Your task: The whole listing must be returned exactly, with no line missing.

BEGIN Provided records

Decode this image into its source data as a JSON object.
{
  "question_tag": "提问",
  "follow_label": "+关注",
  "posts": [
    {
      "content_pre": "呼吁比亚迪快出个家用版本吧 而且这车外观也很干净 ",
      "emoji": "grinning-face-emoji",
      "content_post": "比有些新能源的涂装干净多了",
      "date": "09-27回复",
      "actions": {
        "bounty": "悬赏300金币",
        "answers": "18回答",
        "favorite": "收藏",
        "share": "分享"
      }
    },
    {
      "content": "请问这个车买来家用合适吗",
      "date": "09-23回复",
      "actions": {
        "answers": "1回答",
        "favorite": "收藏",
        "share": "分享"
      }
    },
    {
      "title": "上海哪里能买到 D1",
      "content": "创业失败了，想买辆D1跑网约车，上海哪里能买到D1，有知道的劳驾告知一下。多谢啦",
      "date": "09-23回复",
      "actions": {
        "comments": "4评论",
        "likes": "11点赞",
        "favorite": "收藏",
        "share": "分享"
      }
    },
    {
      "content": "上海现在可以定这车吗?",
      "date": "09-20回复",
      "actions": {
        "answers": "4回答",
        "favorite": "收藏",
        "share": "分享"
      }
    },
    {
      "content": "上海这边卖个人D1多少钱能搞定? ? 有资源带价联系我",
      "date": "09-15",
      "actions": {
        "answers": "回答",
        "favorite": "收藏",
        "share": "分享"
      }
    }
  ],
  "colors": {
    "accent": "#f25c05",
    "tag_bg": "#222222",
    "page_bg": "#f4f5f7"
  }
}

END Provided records

Answer to the problem:
Decode this image into its source data as a JSON object.
{
  "question_tag": "提问",
  "follow_label": "+关注",
  "posts": [
    {
      "content_pre": "呼吁比亚迪快出个家用版本吧 而且这车外观也很干净 ",
      "emoji": "grinning-face-emoji",
      "content_post": "比有些新能源的涂装干净多了",
      "date": "09-27回复",
      "actions": {
        "bounty": "悬赏300金币",
        "answers": "18回答",
        "favorite": "收藏",
        "share": "分享"
      }
    },
    {
      "content": "请问这个车买来家用合适吗",
      "date": "09-23回复",
      "actions": {
        "answers": "1回答",
        "favorite": "收藏",
        "share": "分享"
      }
    },
    {
      "title": "上海哪里能买到 D1",
      "content": "创业失败了，想买辆D1跑网约车，上海哪里能买到D1，有知道的劳驾告知一下。多谢啦",
      "date": "09-23回复",
      "actions": {
        "comments": "4评论",
        "likes": "11点赞",
        "favorite": "收藏",
        "share": "分享"
      }
    },
    {
      "content": "上海现在可以定这车吗?",
      "date": "09-20回复",
      "actions": {
        "answers": "4回答",
        "favorite": "收藏",
        "share": "分享"
      }
    },
    {
      "content": "上海这边卖个人D1多少钱能搞定? ? 有资源带价联系我",
      "date": "09-15",
      "actions": {
        "answers": "回答",
        "favorite": "收藏",
        "share": "分享"
      }
    }
  ],
  "colors": {
    "accent": "#f25c05",
    "tag_bg": "#222222",
    "page_bg": "#f4f5f7"
  }
}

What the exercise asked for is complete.